## EXERCISE DETAILS
Copy each line below in which the word "image" occurs.

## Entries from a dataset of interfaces
○ ○ ○ ○ ○ ○ ○
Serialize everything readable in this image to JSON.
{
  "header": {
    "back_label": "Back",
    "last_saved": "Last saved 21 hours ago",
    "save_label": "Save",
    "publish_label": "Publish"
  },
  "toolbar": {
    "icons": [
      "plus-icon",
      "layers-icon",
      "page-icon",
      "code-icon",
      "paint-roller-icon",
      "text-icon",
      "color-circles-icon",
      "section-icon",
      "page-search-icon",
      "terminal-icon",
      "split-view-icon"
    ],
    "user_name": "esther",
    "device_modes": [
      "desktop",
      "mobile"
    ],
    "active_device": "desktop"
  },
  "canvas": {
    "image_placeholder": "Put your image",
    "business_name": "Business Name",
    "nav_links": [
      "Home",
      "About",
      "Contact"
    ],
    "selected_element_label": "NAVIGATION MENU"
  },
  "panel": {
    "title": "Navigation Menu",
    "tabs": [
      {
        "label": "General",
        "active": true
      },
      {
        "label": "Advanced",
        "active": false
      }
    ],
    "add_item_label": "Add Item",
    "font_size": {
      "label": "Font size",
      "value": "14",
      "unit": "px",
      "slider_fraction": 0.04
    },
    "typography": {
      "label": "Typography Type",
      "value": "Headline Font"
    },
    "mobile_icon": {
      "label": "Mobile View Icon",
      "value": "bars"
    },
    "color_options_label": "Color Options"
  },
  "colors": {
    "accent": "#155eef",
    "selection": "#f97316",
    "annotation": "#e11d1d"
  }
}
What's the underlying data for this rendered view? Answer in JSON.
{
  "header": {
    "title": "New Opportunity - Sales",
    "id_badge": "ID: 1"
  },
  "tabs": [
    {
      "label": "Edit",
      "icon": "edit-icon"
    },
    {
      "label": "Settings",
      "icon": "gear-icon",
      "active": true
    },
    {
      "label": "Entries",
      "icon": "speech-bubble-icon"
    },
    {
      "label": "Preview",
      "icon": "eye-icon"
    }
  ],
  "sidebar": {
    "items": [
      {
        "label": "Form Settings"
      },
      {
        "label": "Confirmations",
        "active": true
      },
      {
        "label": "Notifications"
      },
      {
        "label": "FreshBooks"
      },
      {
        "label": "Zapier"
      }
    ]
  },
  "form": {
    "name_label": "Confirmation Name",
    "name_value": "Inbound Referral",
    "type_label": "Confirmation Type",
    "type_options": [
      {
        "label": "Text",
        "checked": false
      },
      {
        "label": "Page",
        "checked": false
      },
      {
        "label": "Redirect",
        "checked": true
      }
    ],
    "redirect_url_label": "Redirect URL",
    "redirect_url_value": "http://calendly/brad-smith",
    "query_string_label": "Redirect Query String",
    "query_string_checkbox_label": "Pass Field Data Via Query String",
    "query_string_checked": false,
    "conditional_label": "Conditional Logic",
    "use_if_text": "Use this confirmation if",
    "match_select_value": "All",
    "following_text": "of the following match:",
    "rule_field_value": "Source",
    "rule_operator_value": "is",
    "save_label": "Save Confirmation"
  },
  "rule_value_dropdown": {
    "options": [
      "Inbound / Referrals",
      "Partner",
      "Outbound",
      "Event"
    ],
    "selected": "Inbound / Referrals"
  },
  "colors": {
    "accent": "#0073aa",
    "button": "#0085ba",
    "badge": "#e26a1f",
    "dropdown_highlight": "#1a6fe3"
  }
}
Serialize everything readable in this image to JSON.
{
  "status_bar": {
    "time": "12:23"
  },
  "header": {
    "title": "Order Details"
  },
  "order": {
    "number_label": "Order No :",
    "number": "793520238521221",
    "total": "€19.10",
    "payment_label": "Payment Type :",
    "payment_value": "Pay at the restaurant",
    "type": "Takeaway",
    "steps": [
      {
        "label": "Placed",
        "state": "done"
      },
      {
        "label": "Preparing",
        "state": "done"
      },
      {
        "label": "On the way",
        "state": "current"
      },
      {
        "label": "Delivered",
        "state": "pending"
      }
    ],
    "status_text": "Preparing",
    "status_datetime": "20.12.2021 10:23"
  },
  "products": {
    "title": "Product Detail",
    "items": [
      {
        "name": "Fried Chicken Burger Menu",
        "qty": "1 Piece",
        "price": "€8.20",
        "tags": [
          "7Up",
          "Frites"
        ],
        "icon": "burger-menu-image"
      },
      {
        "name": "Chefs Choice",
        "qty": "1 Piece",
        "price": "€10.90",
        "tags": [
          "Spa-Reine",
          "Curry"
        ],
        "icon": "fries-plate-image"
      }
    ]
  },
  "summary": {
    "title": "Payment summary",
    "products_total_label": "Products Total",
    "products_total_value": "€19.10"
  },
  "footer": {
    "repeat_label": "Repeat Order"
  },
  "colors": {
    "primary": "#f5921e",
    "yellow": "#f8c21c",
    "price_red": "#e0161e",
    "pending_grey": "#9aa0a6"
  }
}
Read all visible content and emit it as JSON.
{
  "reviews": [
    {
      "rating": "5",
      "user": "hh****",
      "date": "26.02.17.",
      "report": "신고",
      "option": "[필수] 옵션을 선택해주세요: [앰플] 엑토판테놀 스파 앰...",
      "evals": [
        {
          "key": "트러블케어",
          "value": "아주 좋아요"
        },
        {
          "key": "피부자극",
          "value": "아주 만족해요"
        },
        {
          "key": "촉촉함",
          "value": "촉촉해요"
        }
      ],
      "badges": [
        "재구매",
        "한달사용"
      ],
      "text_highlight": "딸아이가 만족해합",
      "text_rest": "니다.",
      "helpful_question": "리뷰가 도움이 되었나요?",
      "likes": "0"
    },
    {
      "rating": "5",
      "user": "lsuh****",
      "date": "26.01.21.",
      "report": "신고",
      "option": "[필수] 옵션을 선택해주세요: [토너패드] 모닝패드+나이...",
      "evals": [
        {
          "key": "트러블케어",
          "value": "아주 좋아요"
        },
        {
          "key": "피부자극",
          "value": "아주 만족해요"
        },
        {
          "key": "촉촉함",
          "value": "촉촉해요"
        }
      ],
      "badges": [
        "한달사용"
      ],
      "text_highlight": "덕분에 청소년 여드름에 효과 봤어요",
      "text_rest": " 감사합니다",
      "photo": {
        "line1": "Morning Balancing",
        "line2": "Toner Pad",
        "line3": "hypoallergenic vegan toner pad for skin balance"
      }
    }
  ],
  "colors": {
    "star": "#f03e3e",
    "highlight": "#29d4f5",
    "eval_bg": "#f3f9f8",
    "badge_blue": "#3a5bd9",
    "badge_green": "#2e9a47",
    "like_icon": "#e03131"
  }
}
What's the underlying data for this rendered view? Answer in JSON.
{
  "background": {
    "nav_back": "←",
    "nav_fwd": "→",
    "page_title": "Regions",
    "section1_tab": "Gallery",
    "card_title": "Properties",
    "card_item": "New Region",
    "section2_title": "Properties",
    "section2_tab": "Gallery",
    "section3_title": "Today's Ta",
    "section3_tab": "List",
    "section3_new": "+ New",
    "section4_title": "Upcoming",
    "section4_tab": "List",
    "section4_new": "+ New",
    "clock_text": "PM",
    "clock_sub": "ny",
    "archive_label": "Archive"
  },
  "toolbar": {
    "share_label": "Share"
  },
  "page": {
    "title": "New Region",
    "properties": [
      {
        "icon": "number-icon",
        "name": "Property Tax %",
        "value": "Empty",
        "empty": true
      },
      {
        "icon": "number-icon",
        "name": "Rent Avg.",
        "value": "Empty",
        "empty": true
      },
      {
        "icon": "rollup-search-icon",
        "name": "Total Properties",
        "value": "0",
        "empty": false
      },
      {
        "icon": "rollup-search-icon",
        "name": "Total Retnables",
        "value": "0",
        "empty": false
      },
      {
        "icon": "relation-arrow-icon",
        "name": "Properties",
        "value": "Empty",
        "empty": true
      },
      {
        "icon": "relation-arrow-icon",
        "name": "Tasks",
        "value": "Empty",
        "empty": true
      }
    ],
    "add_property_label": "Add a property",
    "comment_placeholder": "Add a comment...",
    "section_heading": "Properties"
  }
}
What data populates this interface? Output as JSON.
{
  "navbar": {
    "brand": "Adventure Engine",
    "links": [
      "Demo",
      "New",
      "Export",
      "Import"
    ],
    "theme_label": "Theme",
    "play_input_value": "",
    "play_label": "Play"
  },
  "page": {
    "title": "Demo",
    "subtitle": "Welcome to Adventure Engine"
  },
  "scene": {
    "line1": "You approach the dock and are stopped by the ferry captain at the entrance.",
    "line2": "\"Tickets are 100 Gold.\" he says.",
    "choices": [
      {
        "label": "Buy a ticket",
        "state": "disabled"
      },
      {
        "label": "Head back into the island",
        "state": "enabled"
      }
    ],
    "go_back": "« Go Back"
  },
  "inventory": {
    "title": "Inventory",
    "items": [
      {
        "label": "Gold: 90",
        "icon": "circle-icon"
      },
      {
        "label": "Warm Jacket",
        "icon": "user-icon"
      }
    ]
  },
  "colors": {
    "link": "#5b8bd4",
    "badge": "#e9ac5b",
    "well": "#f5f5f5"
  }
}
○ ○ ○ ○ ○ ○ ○
## PROBLEM SOLUTION
Serialize everything readable in this image to JSON.
    "image_placeholder": "Put your image",
Serialize everything readable in this image to JSON.
        "icon": "burger-menu-image"
        "icon": "fries-plate-image"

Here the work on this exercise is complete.